* [The data]:
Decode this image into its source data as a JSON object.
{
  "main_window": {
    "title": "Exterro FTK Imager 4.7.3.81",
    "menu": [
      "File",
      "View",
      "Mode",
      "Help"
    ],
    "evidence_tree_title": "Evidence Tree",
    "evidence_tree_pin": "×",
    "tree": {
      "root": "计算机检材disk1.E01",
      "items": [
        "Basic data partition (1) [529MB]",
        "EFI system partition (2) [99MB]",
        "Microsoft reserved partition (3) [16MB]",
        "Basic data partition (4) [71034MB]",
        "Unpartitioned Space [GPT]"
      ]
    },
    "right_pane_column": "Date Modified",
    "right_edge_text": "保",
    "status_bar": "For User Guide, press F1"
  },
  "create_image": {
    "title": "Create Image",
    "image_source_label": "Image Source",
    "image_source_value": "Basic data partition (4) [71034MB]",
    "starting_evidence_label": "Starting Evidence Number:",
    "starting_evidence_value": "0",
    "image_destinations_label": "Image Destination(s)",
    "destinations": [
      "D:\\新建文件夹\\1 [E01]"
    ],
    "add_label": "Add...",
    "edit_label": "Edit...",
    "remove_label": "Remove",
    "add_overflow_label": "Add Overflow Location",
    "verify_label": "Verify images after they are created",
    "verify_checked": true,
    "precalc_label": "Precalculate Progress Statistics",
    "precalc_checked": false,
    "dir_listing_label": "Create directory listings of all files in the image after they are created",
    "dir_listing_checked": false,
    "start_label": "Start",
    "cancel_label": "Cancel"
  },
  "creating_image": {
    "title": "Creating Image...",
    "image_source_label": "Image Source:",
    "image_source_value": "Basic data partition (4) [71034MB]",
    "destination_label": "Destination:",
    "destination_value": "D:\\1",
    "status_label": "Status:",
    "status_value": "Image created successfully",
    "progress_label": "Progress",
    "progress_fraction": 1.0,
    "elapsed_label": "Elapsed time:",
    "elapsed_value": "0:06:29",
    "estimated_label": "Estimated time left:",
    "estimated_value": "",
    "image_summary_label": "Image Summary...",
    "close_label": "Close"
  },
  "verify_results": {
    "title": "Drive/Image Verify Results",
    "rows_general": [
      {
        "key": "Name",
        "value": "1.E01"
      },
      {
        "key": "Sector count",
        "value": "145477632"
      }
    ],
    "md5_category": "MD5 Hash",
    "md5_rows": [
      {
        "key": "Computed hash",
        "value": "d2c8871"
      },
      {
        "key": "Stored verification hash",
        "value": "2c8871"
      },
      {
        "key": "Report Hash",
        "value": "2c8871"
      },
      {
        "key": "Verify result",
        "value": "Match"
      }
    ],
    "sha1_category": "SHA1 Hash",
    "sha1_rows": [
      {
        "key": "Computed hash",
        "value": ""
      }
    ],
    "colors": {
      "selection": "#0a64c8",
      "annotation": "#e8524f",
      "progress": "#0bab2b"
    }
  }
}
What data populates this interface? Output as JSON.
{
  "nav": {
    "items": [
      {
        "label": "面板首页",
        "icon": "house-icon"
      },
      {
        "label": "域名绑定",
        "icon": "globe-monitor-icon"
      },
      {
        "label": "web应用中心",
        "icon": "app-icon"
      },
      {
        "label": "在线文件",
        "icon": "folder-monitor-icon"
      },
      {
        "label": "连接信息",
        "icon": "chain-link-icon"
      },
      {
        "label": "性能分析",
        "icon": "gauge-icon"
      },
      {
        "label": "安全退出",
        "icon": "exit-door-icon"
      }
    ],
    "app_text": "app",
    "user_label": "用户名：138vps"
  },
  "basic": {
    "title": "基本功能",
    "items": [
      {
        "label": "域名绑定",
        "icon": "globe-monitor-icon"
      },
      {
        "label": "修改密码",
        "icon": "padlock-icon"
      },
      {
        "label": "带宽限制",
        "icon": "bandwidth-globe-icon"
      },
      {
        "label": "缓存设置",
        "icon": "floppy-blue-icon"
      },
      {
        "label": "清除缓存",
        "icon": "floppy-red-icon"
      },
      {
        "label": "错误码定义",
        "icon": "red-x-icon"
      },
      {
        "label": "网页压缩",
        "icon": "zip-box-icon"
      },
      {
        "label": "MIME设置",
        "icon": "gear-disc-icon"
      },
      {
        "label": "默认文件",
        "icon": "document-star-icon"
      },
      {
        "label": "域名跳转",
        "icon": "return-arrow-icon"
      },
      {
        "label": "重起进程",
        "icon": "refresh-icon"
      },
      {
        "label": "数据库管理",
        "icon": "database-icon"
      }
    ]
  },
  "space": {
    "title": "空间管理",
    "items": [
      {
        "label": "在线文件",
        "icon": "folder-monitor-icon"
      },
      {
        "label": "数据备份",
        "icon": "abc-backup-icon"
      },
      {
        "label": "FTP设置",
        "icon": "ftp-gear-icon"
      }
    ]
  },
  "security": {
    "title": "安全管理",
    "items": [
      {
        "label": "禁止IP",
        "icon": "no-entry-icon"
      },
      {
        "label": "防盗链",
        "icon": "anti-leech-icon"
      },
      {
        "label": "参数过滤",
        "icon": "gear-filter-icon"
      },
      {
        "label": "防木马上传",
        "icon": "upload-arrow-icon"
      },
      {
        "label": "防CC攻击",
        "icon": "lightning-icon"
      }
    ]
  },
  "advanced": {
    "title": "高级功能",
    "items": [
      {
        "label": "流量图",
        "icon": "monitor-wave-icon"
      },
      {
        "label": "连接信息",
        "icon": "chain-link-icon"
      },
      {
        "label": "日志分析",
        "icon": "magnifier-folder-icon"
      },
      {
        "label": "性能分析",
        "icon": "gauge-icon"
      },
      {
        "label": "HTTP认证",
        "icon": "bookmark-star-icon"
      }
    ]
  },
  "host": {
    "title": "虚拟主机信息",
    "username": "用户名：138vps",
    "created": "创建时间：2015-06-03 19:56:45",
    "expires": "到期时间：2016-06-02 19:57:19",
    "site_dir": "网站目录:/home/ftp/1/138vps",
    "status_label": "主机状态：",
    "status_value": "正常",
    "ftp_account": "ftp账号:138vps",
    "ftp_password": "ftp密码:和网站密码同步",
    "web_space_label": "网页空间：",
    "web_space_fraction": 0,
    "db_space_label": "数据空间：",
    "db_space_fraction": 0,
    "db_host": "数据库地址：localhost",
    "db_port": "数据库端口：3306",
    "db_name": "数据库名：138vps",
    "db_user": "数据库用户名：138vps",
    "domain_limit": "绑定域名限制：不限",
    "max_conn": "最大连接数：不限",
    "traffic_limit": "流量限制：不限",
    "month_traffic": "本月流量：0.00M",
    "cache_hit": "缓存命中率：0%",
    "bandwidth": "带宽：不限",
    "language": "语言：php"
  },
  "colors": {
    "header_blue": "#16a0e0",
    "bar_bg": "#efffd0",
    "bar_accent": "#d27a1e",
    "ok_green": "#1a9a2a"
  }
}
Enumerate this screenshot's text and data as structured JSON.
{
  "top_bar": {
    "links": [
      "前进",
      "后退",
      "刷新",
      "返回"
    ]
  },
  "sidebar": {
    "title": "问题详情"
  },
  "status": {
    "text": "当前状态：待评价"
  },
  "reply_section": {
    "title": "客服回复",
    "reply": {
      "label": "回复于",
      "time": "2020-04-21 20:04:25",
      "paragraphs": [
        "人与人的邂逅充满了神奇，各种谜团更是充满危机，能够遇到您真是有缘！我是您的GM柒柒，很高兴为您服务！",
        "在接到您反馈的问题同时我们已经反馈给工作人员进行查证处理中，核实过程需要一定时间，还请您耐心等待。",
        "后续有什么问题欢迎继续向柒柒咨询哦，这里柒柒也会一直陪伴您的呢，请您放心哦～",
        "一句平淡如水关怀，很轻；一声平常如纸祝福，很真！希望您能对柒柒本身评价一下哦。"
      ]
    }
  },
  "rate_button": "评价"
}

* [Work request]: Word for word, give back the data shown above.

* [Written answer]:
Decode this image into its source data as a JSON object.
{
  "main_window": {
    "title": "Exterro FTK Imager 4.7.3.81",
    "menu": [
      "File",
      "View",
      "Mode",
      "Help"
    ],
    "evidence_tree_title": "Evidence Tree",
    "evidence_tree_pin": "×",
    "tree": {
      "root": "计算机检材disk1.E01",
      "items": [
        "Basic data partition (1) [529MB]",
        "EFI system partition (2) [99MB]",
        "Microsoft reserved partition (3) [16MB]",
        "Basic data partition (4) [71034MB]",
        "Unpartitioned Space [GPT]"
      ]
    },
    "right_pane_column": "Date Modified",
    "right_edge_text": "保",
    "status_bar": "For User Guide, press F1"
  },
  "create_image": {
    "title": "Create Image",
    "image_source_label": "Image Source",
    "image_source_value": "Basic data partition (4) [71034MB]",
    "starting_evidence_label": "Starting Evidence Number:",
    "starting_evidence_value": "0",
    "image_destinations_label": "Image Destination(s)",
    "destinations": [
      "D:\\新建文件夹\\1 [E01]"
    ],
    "add_label": "Add...",
    "edit_label": "Edit...",
    "remove_label": "Remove",
    "add_overflow_label": "Add Overflow Location",
    "verify_label": "Verify images after they are created",
    "verify_checked": true,
    "precalc_label": "Precalculate Progress Statistics",
    "precalc_checked": false,
    "dir_listing_label": "Create directory listings of all files in the image after they are created",
    "dir_listing_checked": false,
    "start_label": "Start",
    "cancel_label": "Cancel"
  },
  "creating_image": {
    "title": "Creating Image...",
    "image_source_label": "Image Source:",
    "image_source_value": "Basic data partition (4) [71034MB]",
    "destination_label": "Destination:",
    "destination_value": "D:\\1",
    "status_label": "Status:",
    "status_value": "Image created successfully",
    "progress_label": "Progress",
    "progress_fraction": 1.0,
    "elapsed_label": "Elapsed time:",
    "elapsed_value": "0:06:29",
    "estimated_label": "Estimated time left:",
    "estimated_value": "",
    "image_summary_label": "Image Summary...",
    "close_label": "Close"
  },
  "verify_results": {
    "title": "Drive/Image Verify Results",
    "rows_general": [
      {
        "key": "Name",
        "value": "1.E01"
      },
      {
        "key": "Sector count",
        "value": "145477632"
      }
    ],
    "md5_category": "MD5 Hash",
    "md5_rows": [
      {
        "key": "Computed hash",
        "value": "d2c8871"
      },
      {
        "key": "Stored verification hash",
        "value": "2c8871"
      },
      {
        "key": "Report Hash",
        "value": "2c8871"
      },
      {
        "key": "Verify result",
        "value": "Match"
      }
    ],
    "sha1_category": "SHA1 Hash",
    "sha1_rows": [
      {
        "key": "Computed hash",
        "value": ""
      }
    ],
    "colors": {
      "selection": "#0a64c8",
      "annotation": "#e8524f",
      "progress": "#0bab2b"
    }
  }
}
What data populates this interface? Output as JSON.
{
  "nav": {
    "items": [
      {
        "label": "面板首页",
        "icon": "house-icon"
      },
      {
        "label": "域名绑定",
        "icon": "globe-monitor-icon"
      },
      {
        "label": "web应用中心",
        "icon": "app-icon"
      },
      {
        "label": "在线文件",
        "icon": "folder-monitor-icon"
      },
      {
        "label": "连接信息",
        "icon": "chain-link-icon"
      },
      {
        "label": "性能分析",
        "icon": "gauge-icon"
      },
      {
        "label": "安全退出",
        "icon": "exit-door-icon"
      }
    ],
    "app_text": "app",
    "user_label": "用户名：138vps"
  },
  "basic": {
    "title": "基本功能",
    "items": [
      {
        "label": "域名绑定",
        "icon": "globe-monitor-icon"
      },
      {
        "label": "修改密码",
        "icon": "padlock-icon"
      },
      {
        "label": "带宽限制",
        "icon": "bandwidth-globe-icon"
      },
      {
        "label": "缓存设置",
        "icon": "floppy-blue-icon"
      },
      {
        "label": "清除缓存",
        "icon": "floppy-red-icon"
      },
      {
        "label": "错误码定义",
        "icon": "red-x-icon"
      },
      {
        "label": "网页压缩",
        "icon": "zip-box-icon"
      },
      {
        "label": "MIME设置",
        "icon": "gear-disc-icon"
      },
      {
        "label": "默认文件",
        "icon": "document-star-icon"
      },
      {
        "label": "域名跳转",
        "icon": "return-arrow-icon"
      },
      {
        "label": "重起进程",
        "icon": "refresh-icon"
      },
      {
        "label": "数据库管理",
        "icon": "database-icon"
      }
    ]
  },
  "space": {
    "title": "空间管理",
    "items": [
      {
        "label": "在线文件",
        "icon": "folder-monitor-icon"
      },
      {
        "label": "数据备份",
        "icon": "abc-backup-icon"
      },
      {
        "label": "FTP设置",
        "icon": "ftp-gear-icon"
      }
    ]
  },
  "security": {
    "title": "安全管理",
    "items": [
      {
        "label": "禁止IP",
        "icon": "no-entry-icon"
      },
      {
        "label": "防盗链",
        "icon": "anti-leech-icon"
      },
      {
        "label": "参数过滤",
        "icon": "gear-filter-icon"
      },
      {
        "label": "防木马上传",
        "icon": "upload-arrow-icon"
      },
      {
        "label": "防CC攻击",
        "icon": "lightning-icon"
      }
    ]
  },
  "advanced": {
    "title": "高级功能",
    "items": [
      {
        "label": "流量图",
        "icon": "monitor-wave-icon"
      },
      {
        "label": "连接信息",
        "icon": "chain-link-icon"
      },
      {
        "label": "日志分析",
        "icon": "magnifier-folder-icon"
      },
      {
        "label": "性能分析",
        "icon": "gauge-icon"
      },
      {
        "label": "HTTP认证",
        "icon": "bookmark-star-icon"
      }
    ]
  },
  "host": {
    "title": "虚拟主机信息",
    "username": "用户名：138vps",
    "created": "创建时间：2015-06-03 19:56:45",
    "expires": "到期时间：2016-06-02 19:57:19",
    "site_dir": "网站目录:/home/ftp/1/138vps",
    "status_label": "主机状态：",
    "status_value": "正常",
    "ftp_account": "ftp账号:138vps",
    "ftp_password": "ftp密码:和网站密码同步",
    "web_space_label": "网页空间：",
    "web_space_fraction": 0,
    "db_space_label": "数据空间：",
    "db_space_fraction": 0,
    "db_host": "数据库地址：localhost",
    "db_port": "数据库端口：3306",
    "db_name": "数据库名：138vps",
    "db_user": "数据库用户名：138vps",
    "domain_limit": "绑定域名限制：不限",
    "max_conn": "最大连接数：不限",
    "traffic_limit": "流量限制：不限",
    "month_traffic": "本月流量：0.00M",
    "cache_hit": "缓存命中率：0%",
    "bandwidth": "带宽：不限",
    "language": "语言：php"
  },
  "colors": {
    "header_blue": "#16a0e0",
    "bar_bg": "#efffd0",
    "bar_accent": "#d27a1e",
    "ok_green": "#1a9a2a"
  }
}
Enumerate this screenshot's text and data as structured JSON.
{
  "top_bar": {
    "links": [
      "前进",
      "后退",
      "刷新",
      "返回"
    ]
  },
  "sidebar": {
    "title": "问题详情"
  },
  "status": {
    "text": "当前状态：待评价"
  },
  "reply_section": {
    "title": "客服回复",
    "reply": {
      "label": "回复于",
      "time": "2020-04-21 20:04:25",
      "paragraphs": [
        "人与人的邂逅充满了神奇，各种谜团更是充满危机，能够遇到您真是有缘！我是您的GM柒柒，很高兴为您服务！",
        "在接到您反馈的问题同时我们已经反馈给工作人员进行查证处理中，核实过程需要一定时间，还请您耐心等待。",
        "后续有什么问题欢迎继续向柒柒咨询哦，这里柒柒也会一直陪伴您的呢，请您放心哦～",
        "一句平淡如水关怀，很轻；一声平常如纸祝福，很真！希望您能对柒柒本身评价一下哦。"
      ]
    }
  },
  "rate_button": "评价"
}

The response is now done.